◆ **Exercise requirements**:
Tally up the lines below that carry the word "Test", answering with the figure alone.
*** Input data ***
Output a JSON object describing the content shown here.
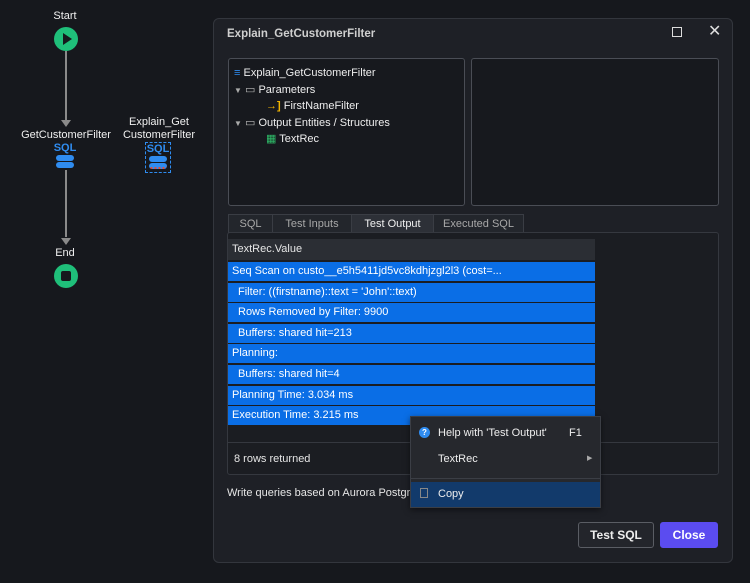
{
  "flow": {
    "start": "Start",
    "node1": "GetCustomerFilter",
    "node2_line1": "Explain_Get",
    "node2_line2": "CustomerFilter",
    "end": "End",
    "sql_label": "SQL"
  },
  "dialog": {
    "title": "Explain_GetCustomerFilter",
    "tree": {
      "root": "Explain_GetCustomerFilter",
      "parameters": "Parameters",
      "param1": "FirstNameFilter",
      "outputs": "Output Entities / Structures",
      "output1": "TextRec"
    },
    "tabs": [
      "SQL",
      "Test Inputs",
      "Test Output",
      "Executed SQL"
    ],
    "active_tab": "Test Output",
    "table": {
      "header": "TextRec.Value",
      "rows": [
        "Seq Scan on custo__e5h5411jd5vc8kdhjzgl2l3 (cost=...",
        "Filter: ((firstname)::text = 'John'::text)",
        "Rows Removed by Filter: 9900",
        "Buffers: shared hit=213",
        "Planning:",
        "Buffers: shared hit=4",
        "Planning Time: 3.034 ms",
        "Execution Time: 3.215 ms"
      ],
      "footer": "8 rows returned"
    },
    "hint": "Write queries based on Aurora PostgreS",
    "buttons": {
      "test": "Test SQL",
      "close": "Close"
    }
  },
  "context_menu": {
    "help": "Help with 'Test Output'",
    "help_shortcut": "F1",
    "textrec": "TextRec",
    "copy": "Copy"
  },
  "colors": {
    "accent": "#5b4cf0",
    "selection": "#0a6ee6",
    "node": "#1fbf7a"
  }
}
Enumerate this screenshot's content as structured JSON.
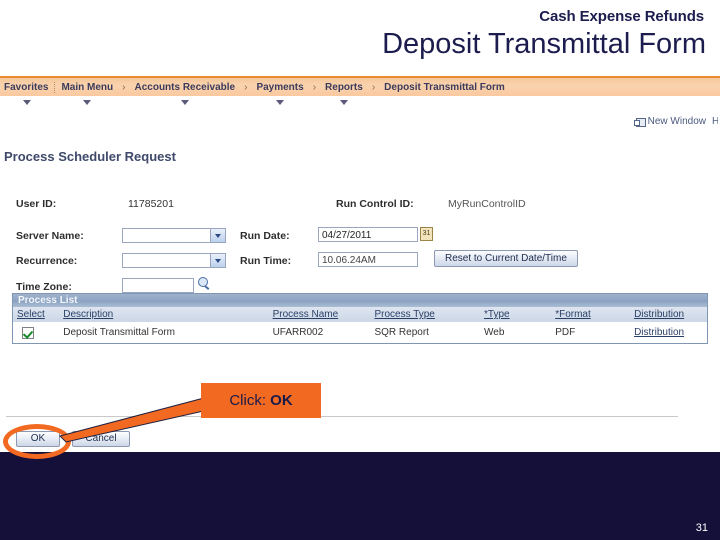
{
  "slide": {
    "kicker": "Cash Expense Refunds",
    "title": "Deposit Transmittal Form",
    "page_number": "31",
    "title_color": "#1c1c4e",
    "band_color": "#15103a",
    "accent_color": "#f26a21"
  },
  "breadcrumb": {
    "favorites": "Favorites",
    "separator": "›",
    "items": [
      {
        "label": "Main Menu",
        "has_caret": true
      },
      {
        "label": "Accounts Receivable",
        "has_caret": true
      },
      {
        "label": "Payments",
        "has_caret": true
      },
      {
        "label": "Reports",
        "has_caret": true
      },
      {
        "label": "Deposit Transmittal Form",
        "has_caret": false
      }
    ]
  },
  "toolbar": {
    "new_window": "New Window",
    "new_window_icon": "new-window-icon",
    "trailing": "H"
  },
  "page": {
    "heading": "Process Scheduler Request"
  },
  "form": {
    "user_id_label": "User ID:",
    "user_id_value": "11785201",
    "run_control_label": "Run Control ID:",
    "run_control_value": "MyRunControlID",
    "server_name_label": "Server Name:",
    "server_name_value": "",
    "recurrence_label": "Recurrence:",
    "recurrence_value": "",
    "time_zone_label": "Time Zone:",
    "time_zone_value": "",
    "time_zone_lookup_icon": "magnifier-icon",
    "run_date_label": "Run Date:",
    "run_date_value": "04/27/2011",
    "calendar_icon": "calendar-icon",
    "calendar_icon_glyph": "31",
    "run_time_label": "Run Time:",
    "run_time_value": "10.06.24AM",
    "reset_button": "Reset to Current Date/Time",
    "dropdown_icon": "chevron-down-icon"
  },
  "process_list": {
    "title": "Process List",
    "columns": [
      "Select",
      "Description",
      "Process Name",
      "Process Type",
      "*Type",
      "*Format",
      "Distribution"
    ],
    "rows": [
      {
        "selected": true,
        "description": "Deposit Transmittal Form",
        "process_name": "UFARR002",
        "process_type": "SQR Report",
        "type": "Web",
        "format": "PDF",
        "distribution": "Distribution"
      }
    ]
  },
  "footer": {
    "ok_label": "OK",
    "cancel_label": "Cancel"
  },
  "callout": {
    "prefix": "Click: ",
    "emphasis": "OK"
  }
}
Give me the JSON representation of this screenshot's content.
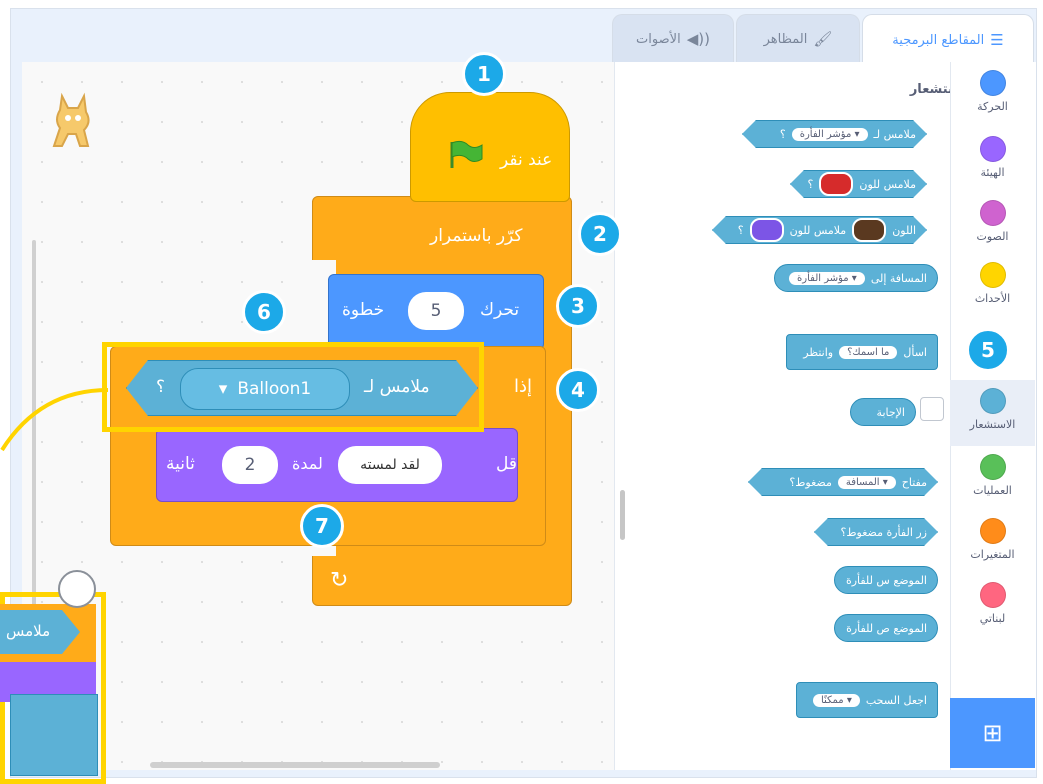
{
  "tabs": [
    {
      "label": "المقاطع البرمجية",
      "icon": "code-icon",
      "active": true
    },
    {
      "label": "المظاهر",
      "icon": "paintbrush-icon",
      "active": false
    },
    {
      "label": "الأصوات",
      "icon": "speaker-icon",
      "active": false
    }
  ],
  "categories": [
    {
      "label": "الحركة",
      "color": "#4c97ff"
    },
    {
      "label": "الهيئة",
      "color": "#9966ff"
    },
    {
      "label": "الصوت",
      "color": "#cf63cf"
    },
    {
      "label": "الأحداث",
      "color": "#ffd500"
    },
    {
      "label": "الاستشعار",
      "color": "#5cb1d6",
      "selected": true
    },
    {
      "label": "العمليات",
      "color": "#59c059"
    },
    {
      "label": "المتغيرات",
      "color": "#ff8c1a"
    },
    {
      "label": "لبناتي",
      "color": "#ff6680"
    }
  ],
  "palette": {
    "heading": "الاستشعار",
    "blocks": {
      "touching_mouse": {
        "text": "ملامس لـ",
        "arg": "مؤشر الفأرة ▾",
        "tail": "؟"
      },
      "touching_color": {
        "text": "ملامس للون",
        "tail": "؟"
      },
      "color_touching_color": {
        "text1": "اللون",
        "text2": "ملامس للون",
        "tail": "؟"
      },
      "distance_to": {
        "text": "المسافة إلى",
        "arg": "مؤشر الفأرة ▾"
      },
      "ask_wait": {
        "text1": "اسأل",
        "arg": "ما اسمك؟",
        "text2": "وانتظر"
      },
      "answer": {
        "text": "الإجابة"
      },
      "key_pressed": {
        "text1": "مفتاح",
        "arg": "المسافة ▾",
        "text2": "مضغوط؟"
      },
      "mouse_down": {
        "text": "زر الفأرة مضغوط؟"
      },
      "mouse_x": {
        "text": "الموضع س للفأرة"
      },
      "mouse_y": {
        "text": "الموضع ص للفأرة"
      },
      "drag_mode": {
        "text": "اجعل السحب",
        "arg": "ممكنًا ▾"
      }
    }
  },
  "script": {
    "when_flag": "عند نقر",
    "forever": "كرّر باستمرار",
    "move": {
      "label": "تحرك",
      "steps": "5",
      "unit": "خطوة"
    },
    "if_label": "إذا",
    "touching": {
      "label": "ملامس لـ",
      "target": "Balloon1",
      "tail": "؟"
    },
    "say": {
      "label": "قل",
      "message": "لقد لمسته",
      "for": "لمدة",
      "secs": "2",
      "unit": "ثانية"
    }
  },
  "overlay": {
    "touching_label": "ملامس"
  },
  "badges": [
    "1",
    "2",
    "3",
    "4",
    "5",
    "6",
    "7"
  ]
}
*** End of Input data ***
◆ **Response box**:
5